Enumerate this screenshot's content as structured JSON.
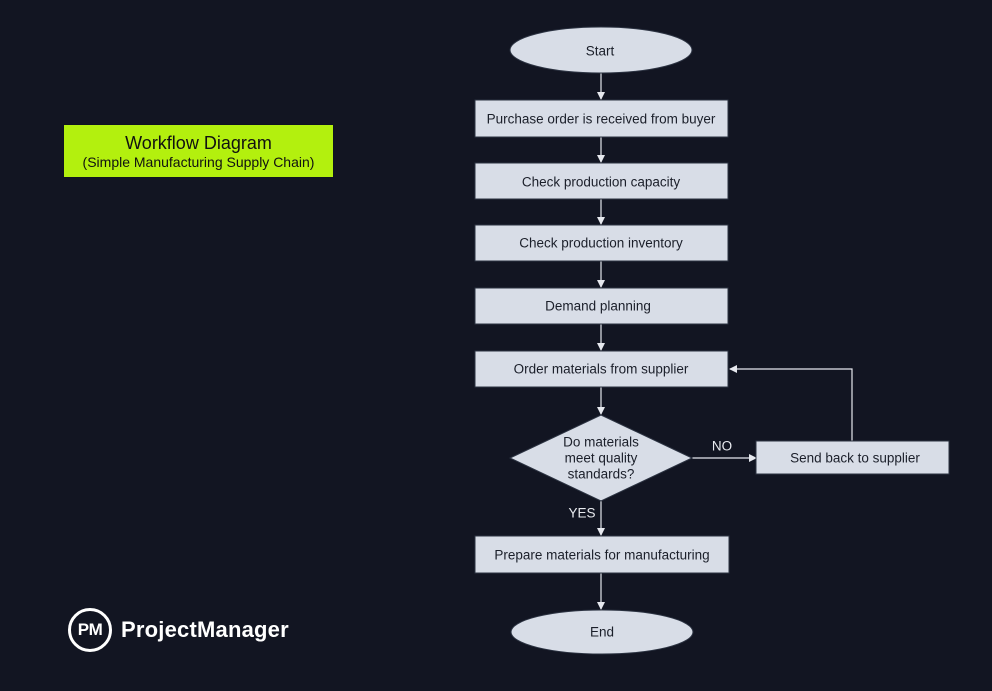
{
  "title": {
    "main": "Workflow Diagram",
    "subtitle": "(Simple Manufacturing Supply Chain)",
    "background_color": "#b3f00e"
  },
  "brand": {
    "logo_initials": "PM",
    "name": "ProjectManager"
  },
  "colors": {
    "background": "#121522",
    "node_fill": "#d8dde7",
    "connector": "#e6e8ee"
  },
  "flow": {
    "nodes": [
      {
        "id": "start",
        "shape": "ellipse",
        "text": "Start"
      },
      {
        "id": "purchase-order",
        "shape": "rect",
        "text": "Purchase order is received from buyer"
      },
      {
        "id": "check-capacity",
        "shape": "rect",
        "text": "Check production capacity"
      },
      {
        "id": "check-inventory",
        "shape": "rect",
        "text": "Check production inventory"
      },
      {
        "id": "demand-planning",
        "shape": "rect",
        "text": "Demand planning"
      },
      {
        "id": "order-materials",
        "shape": "rect",
        "text": "Order materials from supplier"
      },
      {
        "id": "quality-check",
        "shape": "diamond",
        "text": [
          "Do materials",
          "meet quality",
          "standards?"
        ]
      },
      {
        "id": "send-back",
        "shape": "rect",
        "text": "Send back to supplier"
      },
      {
        "id": "prepare-materials",
        "shape": "rect",
        "text": "Prepare materials for manufacturing"
      },
      {
        "id": "end",
        "shape": "ellipse",
        "text": "End"
      }
    ],
    "edges": [
      {
        "from": "start",
        "to": "purchase-order"
      },
      {
        "from": "purchase-order",
        "to": "check-capacity"
      },
      {
        "from": "check-capacity",
        "to": "check-inventory"
      },
      {
        "from": "check-inventory",
        "to": "demand-planning"
      },
      {
        "from": "demand-planning",
        "to": "order-materials"
      },
      {
        "from": "order-materials",
        "to": "quality-check"
      },
      {
        "from": "quality-check",
        "to": "send-back",
        "label": "NO"
      },
      {
        "from": "send-back",
        "to": "order-materials"
      },
      {
        "from": "quality-check",
        "to": "prepare-materials",
        "label": "YES"
      },
      {
        "from": "prepare-materials",
        "to": "end"
      }
    ]
  }
}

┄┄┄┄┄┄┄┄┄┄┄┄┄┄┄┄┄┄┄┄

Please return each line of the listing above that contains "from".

* SOLUTION:
        "text": "Purchase order is received from buyer"
        "text": "Order materials from supplier"
        "from": "start",
        "from": "purchase-order",
        "from": "check-capacity",
        "from": "check-inventory",
        "from": "demand-planning",
        "from": "order-materials",
        "from": "quality-check",
        "from": "send-back",
        "from": "quality-check",
        "from": "prepare-materials",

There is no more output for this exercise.